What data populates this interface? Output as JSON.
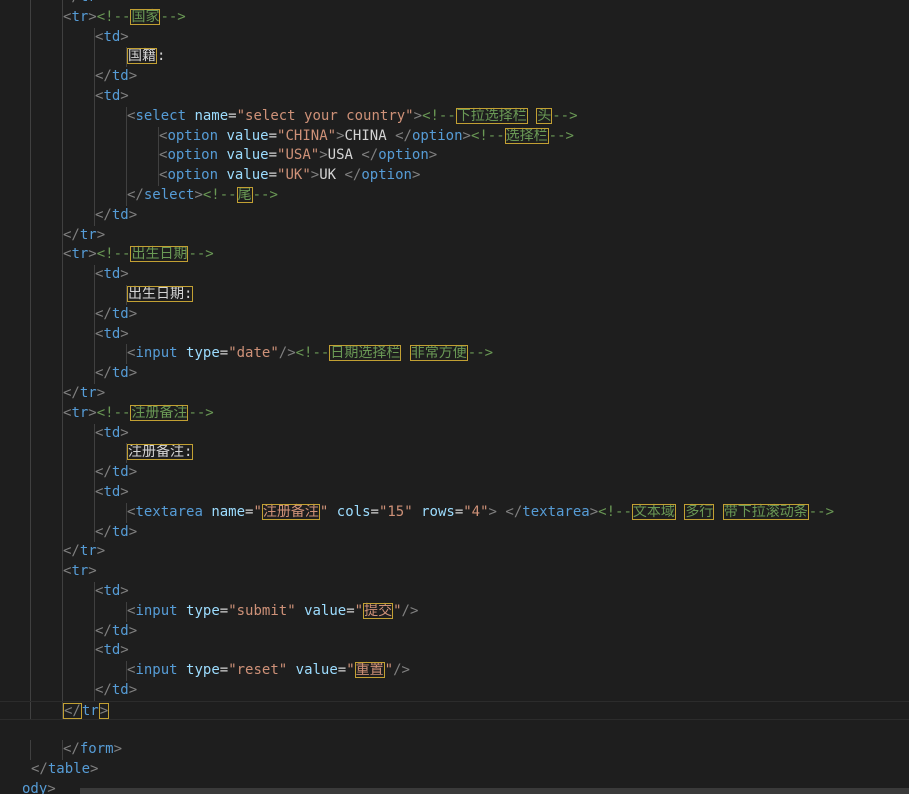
{
  "editor": {
    "lines": [
      {
        "indent": 2,
        "segs": [
          [
            "p",
            "</"
          ],
          [
            "t",
            "tr"
          ],
          [
            "p",
            ">"
          ]
        ]
      },
      {
        "indent": 2,
        "segs": [
          [
            "p",
            "<"
          ],
          [
            "t",
            "tr"
          ],
          [
            "p",
            ">"
          ],
          [
            "c",
            "<!--"
          ],
          [
            "cu",
            "国家"
          ],
          [
            "c",
            "-->"
          ]
        ]
      },
      {
        "indent": 3,
        "segs": [
          [
            "p",
            "<"
          ],
          [
            "t",
            "td"
          ],
          [
            "p",
            ">"
          ]
        ]
      },
      {
        "indent": 4,
        "segs": [
          [
            "xu",
            "国籍"
          ],
          [
            "x",
            ":"
          ]
        ]
      },
      {
        "indent": 3,
        "segs": [
          [
            "p",
            "</"
          ],
          [
            "t",
            "td"
          ],
          [
            "p",
            ">"
          ]
        ]
      },
      {
        "indent": 3,
        "segs": [
          [
            "p",
            "<"
          ],
          [
            "t",
            "td"
          ],
          [
            "p",
            ">"
          ]
        ]
      },
      {
        "indent": 4,
        "segs": [
          [
            "p",
            "<"
          ],
          [
            "t",
            "select"
          ],
          [
            "x",
            " "
          ],
          [
            "a",
            "name"
          ],
          [
            "x",
            "="
          ],
          [
            "s",
            "\"select your country\""
          ],
          [
            "p",
            ">"
          ],
          [
            "c",
            "<!--"
          ],
          [
            "cu",
            "下拉选择栏"
          ],
          [
            "c",
            " "
          ],
          [
            "cu",
            "头"
          ],
          [
            "c",
            "-->"
          ]
        ]
      },
      {
        "indent": 5,
        "segs": [
          [
            "p",
            "<"
          ],
          [
            "t",
            "option"
          ],
          [
            "x",
            " "
          ],
          [
            "a",
            "value"
          ],
          [
            "x",
            "="
          ],
          [
            "s",
            "\"CHINA\""
          ],
          [
            "p",
            ">"
          ],
          [
            "x",
            "CHINA "
          ],
          [
            "p",
            "</"
          ],
          [
            "t",
            "option"
          ],
          [
            "p",
            ">"
          ],
          [
            "c",
            "<!--"
          ],
          [
            "cu",
            "选择栏"
          ],
          [
            "c",
            "-->"
          ]
        ]
      },
      {
        "indent": 5,
        "segs": [
          [
            "p",
            "<"
          ],
          [
            "t",
            "option"
          ],
          [
            "x",
            " "
          ],
          [
            "a",
            "value"
          ],
          [
            "x",
            "="
          ],
          [
            "s",
            "\"USA\""
          ],
          [
            "p",
            ">"
          ],
          [
            "x",
            "USA "
          ],
          [
            "p",
            "</"
          ],
          [
            "t",
            "option"
          ],
          [
            "p",
            ">"
          ]
        ]
      },
      {
        "indent": 5,
        "segs": [
          [
            "p",
            "<"
          ],
          [
            "t",
            "option"
          ],
          [
            "x",
            " "
          ],
          [
            "a",
            "value"
          ],
          [
            "x",
            "="
          ],
          [
            "s",
            "\"UK\""
          ],
          [
            "p",
            ">"
          ],
          [
            "x",
            "UK "
          ],
          [
            "p",
            "</"
          ],
          [
            "t",
            "option"
          ],
          [
            "p",
            ">"
          ]
        ]
      },
      {
        "indent": 4,
        "segs": [
          [
            "p",
            "</"
          ],
          [
            "t",
            "select"
          ],
          [
            "p",
            ">"
          ],
          [
            "c",
            "<!--"
          ],
          [
            "cu",
            "尾"
          ],
          [
            "c",
            "-->"
          ]
        ]
      },
      {
        "indent": 3,
        "segs": [
          [
            "p",
            "</"
          ],
          [
            "t",
            "td"
          ],
          [
            "p",
            ">"
          ]
        ]
      },
      {
        "indent": 2,
        "segs": [
          [
            "p",
            "</"
          ],
          [
            "t",
            "tr"
          ],
          [
            "p",
            ">"
          ]
        ]
      },
      {
        "indent": 2,
        "segs": [
          [
            "p",
            "<"
          ],
          [
            "t",
            "tr"
          ],
          [
            "p",
            ">"
          ],
          [
            "c",
            "<!--"
          ],
          [
            "cu",
            "出生日期"
          ],
          [
            "c",
            "-->"
          ]
        ]
      },
      {
        "indent": 3,
        "segs": [
          [
            "p",
            "<"
          ],
          [
            "t",
            "td"
          ],
          [
            "p",
            ">"
          ]
        ]
      },
      {
        "indent": 4,
        "segs": [
          [
            "xu",
            "出生日期:"
          ]
        ]
      },
      {
        "indent": 3,
        "segs": [
          [
            "p",
            "</"
          ],
          [
            "t",
            "td"
          ],
          [
            "p",
            ">"
          ]
        ]
      },
      {
        "indent": 3,
        "segs": [
          [
            "p",
            "<"
          ],
          [
            "t",
            "td"
          ],
          [
            "p",
            ">"
          ]
        ]
      },
      {
        "indent": 4,
        "segs": [
          [
            "p",
            "<"
          ],
          [
            "t",
            "input"
          ],
          [
            "x",
            " "
          ],
          [
            "a",
            "type"
          ],
          [
            "x",
            "="
          ],
          [
            "s",
            "\"date\""
          ],
          [
            "p",
            "/>"
          ],
          [
            "c",
            "<!--"
          ],
          [
            "cu",
            "日期选择栏"
          ],
          [
            "c",
            " "
          ],
          [
            "cu",
            "非常方便"
          ],
          [
            "c",
            "-->"
          ]
        ]
      },
      {
        "indent": 3,
        "segs": [
          [
            "p",
            "</"
          ],
          [
            "t",
            "td"
          ],
          [
            "p",
            ">"
          ]
        ]
      },
      {
        "indent": 2,
        "segs": [
          [
            "p",
            "</"
          ],
          [
            "t",
            "tr"
          ],
          [
            "p",
            ">"
          ]
        ]
      },
      {
        "indent": 2,
        "segs": [
          [
            "p",
            "<"
          ],
          [
            "t",
            "tr"
          ],
          [
            "p",
            ">"
          ],
          [
            "c",
            "<!--"
          ],
          [
            "cu",
            "注册备注"
          ],
          [
            "c",
            "-->"
          ]
        ]
      },
      {
        "indent": 3,
        "segs": [
          [
            "p",
            "<"
          ],
          [
            "t",
            "td"
          ],
          [
            "p",
            ">"
          ]
        ]
      },
      {
        "indent": 4,
        "segs": [
          [
            "xu",
            "注册备注:"
          ]
        ]
      },
      {
        "indent": 3,
        "segs": [
          [
            "p",
            "</"
          ],
          [
            "t",
            "td"
          ],
          [
            "p",
            ">"
          ]
        ]
      },
      {
        "indent": 3,
        "segs": [
          [
            "p",
            "<"
          ],
          [
            "t",
            "td"
          ],
          [
            "p",
            ">"
          ]
        ]
      },
      {
        "indent": 4,
        "segs": [
          [
            "p",
            "<"
          ],
          [
            "t",
            "textarea"
          ],
          [
            "x",
            " "
          ],
          [
            "a",
            "name"
          ],
          [
            "x",
            "="
          ],
          [
            "s",
            "\""
          ],
          [
            "su",
            "注册备注"
          ],
          [
            "s",
            "\""
          ],
          [
            "x",
            " "
          ],
          [
            "a",
            "cols"
          ],
          [
            "x",
            "="
          ],
          [
            "s",
            "\"15\""
          ],
          [
            "x",
            " "
          ],
          [
            "a",
            "rows"
          ],
          [
            "x",
            "="
          ],
          [
            "s",
            "\"4\""
          ],
          [
            "p",
            ">"
          ],
          [
            "x",
            " "
          ],
          [
            "p",
            "</"
          ],
          [
            "t",
            "textarea"
          ],
          [
            "p",
            ">"
          ],
          [
            "c",
            "<!--"
          ],
          [
            "cu",
            "文本域"
          ],
          [
            "c",
            " "
          ],
          [
            "cu",
            "多行"
          ],
          [
            "c",
            " "
          ],
          [
            "cu",
            "带下拉滚动条"
          ],
          [
            "c",
            "-->"
          ]
        ]
      },
      {
        "indent": 3,
        "segs": [
          [
            "p",
            "</"
          ],
          [
            "t",
            "td"
          ],
          [
            "p",
            ">"
          ]
        ]
      },
      {
        "indent": 2,
        "segs": [
          [
            "p",
            "</"
          ],
          [
            "t",
            "tr"
          ],
          [
            "p",
            ">"
          ]
        ]
      },
      {
        "indent": 2,
        "segs": [
          [
            "p",
            "<"
          ],
          [
            "t",
            "tr"
          ],
          [
            "p",
            ">"
          ]
        ]
      },
      {
        "indent": 3,
        "segs": [
          [
            "p",
            "<"
          ],
          [
            "t",
            "td"
          ],
          [
            "p",
            ">"
          ]
        ]
      },
      {
        "indent": 4,
        "segs": [
          [
            "p",
            "<"
          ],
          [
            "t",
            "input"
          ],
          [
            "x",
            " "
          ],
          [
            "a",
            "type"
          ],
          [
            "x",
            "="
          ],
          [
            "s",
            "\"submit\""
          ],
          [
            "x",
            " "
          ],
          [
            "a",
            "value"
          ],
          [
            "x",
            "="
          ],
          [
            "s",
            "\""
          ],
          [
            "su",
            "提交"
          ],
          [
            "s",
            "\""
          ],
          [
            "p",
            "/>"
          ]
        ]
      },
      {
        "indent": 3,
        "segs": [
          [
            "p",
            "</"
          ],
          [
            "t",
            "td"
          ],
          [
            "p",
            ">"
          ]
        ]
      },
      {
        "indent": 3,
        "segs": [
          [
            "p",
            "<"
          ],
          [
            "t",
            "td"
          ],
          [
            "p",
            ">"
          ]
        ]
      },
      {
        "indent": 4,
        "segs": [
          [
            "p",
            "<"
          ],
          [
            "t",
            "input"
          ],
          [
            "x",
            " "
          ],
          [
            "a",
            "type"
          ],
          [
            "x",
            "="
          ],
          [
            "s",
            "\"reset\""
          ],
          [
            "x",
            " "
          ],
          [
            "a",
            "value"
          ],
          [
            "x",
            "="
          ],
          [
            "s",
            "\""
          ],
          [
            "su",
            "重置"
          ],
          [
            "s",
            "\""
          ],
          [
            "p",
            "/>"
          ]
        ]
      },
      {
        "indent": 3,
        "segs": [
          [
            "p",
            "</"
          ],
          [
            "t",
            "td"
          ],
          [
            "p",
            ">"
          ]
        ]
      },
      {
        "indent": 2,
        "current": true,
        "segs": [
          [
            "pu",
            "</"
          ],
          [
            "t",
            "tr"
          ],
          [
            "pu",
            ">"
          ]
        ]
      },
      {
        "indent": 0,
        "segs": []
      },
      {
        "indent": 2,
        "segs": [
          [
            "p",
            "</"
          ],
          [
            "t",
            "form"
          ],
          [
            "p",
            ">"
          ]
        ]
      },
      {
        "indent": 1,
        "segs": [
          [
            "p",
            "</"
          ],
          [
            "t",
            "table"
          ],
          [
            "p",
            ">"
          ]
        ]
      },
      {
        "indent": 0,
        "segs": [
          [
            "t",
            "ody"
          ],
          [
            "p",
            ">"
          ]
        ]
      }
    ]
  },
  "colors": {
    "background": "#1e1e1e",
    "tag": "#569cd6",
    "attribute": "#9cdcfe",
    "string": "#ce9178",
    "comment": "#6a9955",
    "text": "#d4d4d4",
    "unicode_highlight": "#c2a033"
  }
}
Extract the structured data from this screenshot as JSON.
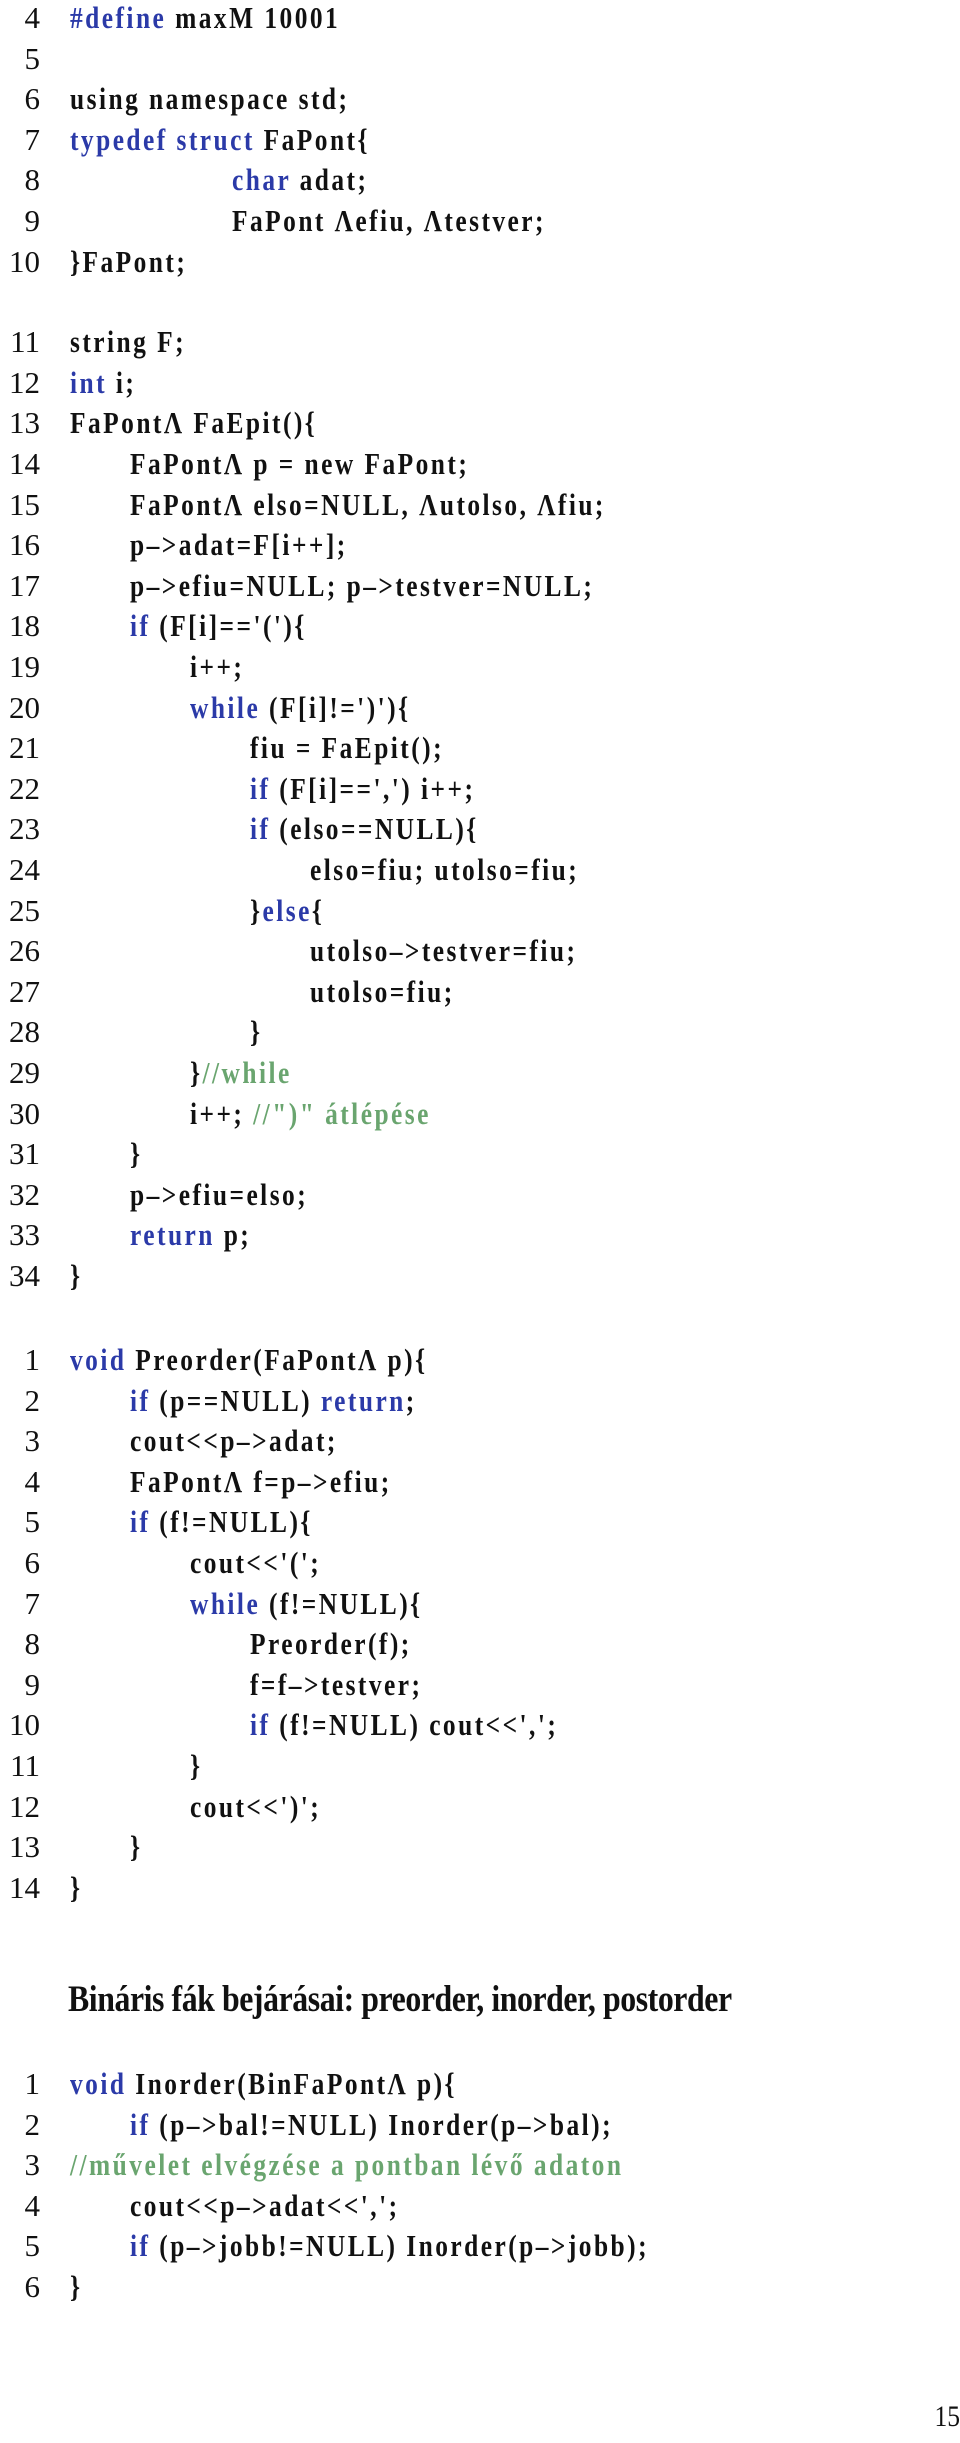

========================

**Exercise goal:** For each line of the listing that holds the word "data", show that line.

**Solution to this exercise:**
What data populates this interface? Output as JSON.
Extract the structured data from this screenshot as JSON.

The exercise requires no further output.